That’s the message from Cllr Will Purvis, a governor for Portsmouth Hospitals NHS Trust, which runs QA in Cosham.

Yesterday Clause 119 – dubbed the hospital closure clause – of the Care Bill was approved as 297 MPs voted in favour, while 239 voted against.

It gives health secretary Jeremy Hunt greater powers to intervene to downgrade or close hospital services.

This includes those trusts with financial problems, or looking at reorganising health services in a region if one trust is failing.

MP Paul Burstow, the former Liberal Democrat health minister, asked for an amendment, which would mean local commissioning groups could veto such plans but this was not accepted.

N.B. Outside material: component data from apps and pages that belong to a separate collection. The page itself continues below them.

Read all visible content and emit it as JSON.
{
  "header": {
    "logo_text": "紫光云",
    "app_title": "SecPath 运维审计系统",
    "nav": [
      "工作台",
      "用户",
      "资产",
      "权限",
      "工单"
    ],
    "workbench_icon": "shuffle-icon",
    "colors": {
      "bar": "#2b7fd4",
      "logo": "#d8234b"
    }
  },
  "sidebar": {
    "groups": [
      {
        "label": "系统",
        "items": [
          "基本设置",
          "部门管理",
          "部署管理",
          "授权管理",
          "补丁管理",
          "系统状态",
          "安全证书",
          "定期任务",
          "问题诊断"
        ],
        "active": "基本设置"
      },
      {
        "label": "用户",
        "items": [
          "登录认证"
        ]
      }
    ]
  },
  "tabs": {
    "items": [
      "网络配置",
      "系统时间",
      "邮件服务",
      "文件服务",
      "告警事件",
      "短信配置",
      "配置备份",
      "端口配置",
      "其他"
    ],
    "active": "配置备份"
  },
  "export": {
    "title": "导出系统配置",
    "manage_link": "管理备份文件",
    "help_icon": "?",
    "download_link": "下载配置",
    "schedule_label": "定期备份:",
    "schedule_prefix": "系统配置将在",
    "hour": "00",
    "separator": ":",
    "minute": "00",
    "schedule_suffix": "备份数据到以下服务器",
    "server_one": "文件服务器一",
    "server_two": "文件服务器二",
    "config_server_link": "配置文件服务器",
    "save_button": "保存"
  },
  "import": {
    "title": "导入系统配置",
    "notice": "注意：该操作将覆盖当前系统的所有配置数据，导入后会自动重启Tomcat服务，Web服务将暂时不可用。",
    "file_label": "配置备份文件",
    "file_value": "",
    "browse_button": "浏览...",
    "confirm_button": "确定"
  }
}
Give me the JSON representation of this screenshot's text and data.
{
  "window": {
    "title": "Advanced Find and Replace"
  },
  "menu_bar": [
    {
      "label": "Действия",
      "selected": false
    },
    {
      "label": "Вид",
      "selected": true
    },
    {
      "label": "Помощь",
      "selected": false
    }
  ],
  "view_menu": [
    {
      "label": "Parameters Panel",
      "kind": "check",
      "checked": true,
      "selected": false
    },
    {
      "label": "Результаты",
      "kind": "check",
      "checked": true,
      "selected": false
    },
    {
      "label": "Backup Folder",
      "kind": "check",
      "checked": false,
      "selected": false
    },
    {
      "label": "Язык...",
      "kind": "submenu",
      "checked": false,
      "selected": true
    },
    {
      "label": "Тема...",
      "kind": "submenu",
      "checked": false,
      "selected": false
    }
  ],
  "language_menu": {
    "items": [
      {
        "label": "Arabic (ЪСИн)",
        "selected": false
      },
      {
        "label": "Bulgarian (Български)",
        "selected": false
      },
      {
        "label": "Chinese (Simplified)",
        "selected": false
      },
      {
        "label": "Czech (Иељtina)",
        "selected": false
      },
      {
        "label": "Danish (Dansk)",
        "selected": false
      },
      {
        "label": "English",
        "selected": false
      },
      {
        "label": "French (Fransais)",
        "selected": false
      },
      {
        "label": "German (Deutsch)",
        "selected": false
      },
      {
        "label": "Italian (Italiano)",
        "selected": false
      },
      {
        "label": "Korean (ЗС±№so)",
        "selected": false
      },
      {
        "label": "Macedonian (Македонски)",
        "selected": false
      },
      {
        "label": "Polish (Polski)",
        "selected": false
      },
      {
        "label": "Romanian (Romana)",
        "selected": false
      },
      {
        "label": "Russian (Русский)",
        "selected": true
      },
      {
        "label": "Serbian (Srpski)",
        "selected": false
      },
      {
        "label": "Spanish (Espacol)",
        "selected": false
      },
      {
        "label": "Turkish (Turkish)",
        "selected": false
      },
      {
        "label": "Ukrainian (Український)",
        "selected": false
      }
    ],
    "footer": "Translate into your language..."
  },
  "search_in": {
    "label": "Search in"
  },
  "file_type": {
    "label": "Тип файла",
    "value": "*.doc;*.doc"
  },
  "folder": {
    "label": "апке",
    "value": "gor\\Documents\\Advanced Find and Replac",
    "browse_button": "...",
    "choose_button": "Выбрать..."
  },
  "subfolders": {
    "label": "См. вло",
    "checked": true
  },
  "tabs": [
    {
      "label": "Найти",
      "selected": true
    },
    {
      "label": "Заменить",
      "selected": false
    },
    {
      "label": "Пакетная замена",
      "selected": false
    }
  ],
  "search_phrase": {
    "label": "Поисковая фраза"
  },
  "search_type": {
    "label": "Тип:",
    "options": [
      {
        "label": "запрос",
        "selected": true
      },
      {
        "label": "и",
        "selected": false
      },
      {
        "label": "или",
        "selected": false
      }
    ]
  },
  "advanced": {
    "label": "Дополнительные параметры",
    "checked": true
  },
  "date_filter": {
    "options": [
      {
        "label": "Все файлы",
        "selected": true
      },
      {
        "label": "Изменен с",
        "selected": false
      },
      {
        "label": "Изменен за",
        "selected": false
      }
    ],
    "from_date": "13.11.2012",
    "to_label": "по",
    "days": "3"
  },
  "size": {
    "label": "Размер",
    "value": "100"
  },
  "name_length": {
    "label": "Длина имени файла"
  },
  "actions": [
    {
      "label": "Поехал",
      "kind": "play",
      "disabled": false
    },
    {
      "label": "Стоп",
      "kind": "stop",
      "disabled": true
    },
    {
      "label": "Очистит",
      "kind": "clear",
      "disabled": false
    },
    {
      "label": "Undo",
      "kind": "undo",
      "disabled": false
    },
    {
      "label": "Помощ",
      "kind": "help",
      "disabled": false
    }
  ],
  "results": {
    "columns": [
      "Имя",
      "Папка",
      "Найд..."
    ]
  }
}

Cllr Purvis said: ‘We were hoping the amendment would have been taken into consideration, as these decisions are supposed to be about democracy – except for exceptional circumstances. It’s completely wrong for any secretary of state to be able to make such a decision without consulting the community.’

According to the Labour party there are 30 hospital trusts that are ‘at risk’ because they are cash-strapped – including PHT.

Cllr Purvis added: ‘I’m not concerned about PHT because it has a strategy and the Clinical Commissioning Groups are committed to it.

‘In the short term I see no reason to worry.

‘But it is a concern for any secretary of state to have this clause.’

The clause was written following Mr Hunt’s attempts to close maternity and emergency services at Lewisham hospital in south London last year.

It came after the neighbouring South London Healthcare Trust went into administration, but Mr Hunt was told he could not by the court of appeal.

Because of this rejection, Clause 119 was drawn up.

It means trust special administrators who take over any failing NHS trusts in England can push through whatever other local changes they think are necessary, although they will have to consult the public, commissioners and staff.

It means clinically-well performing hospital trusts could face sanctions.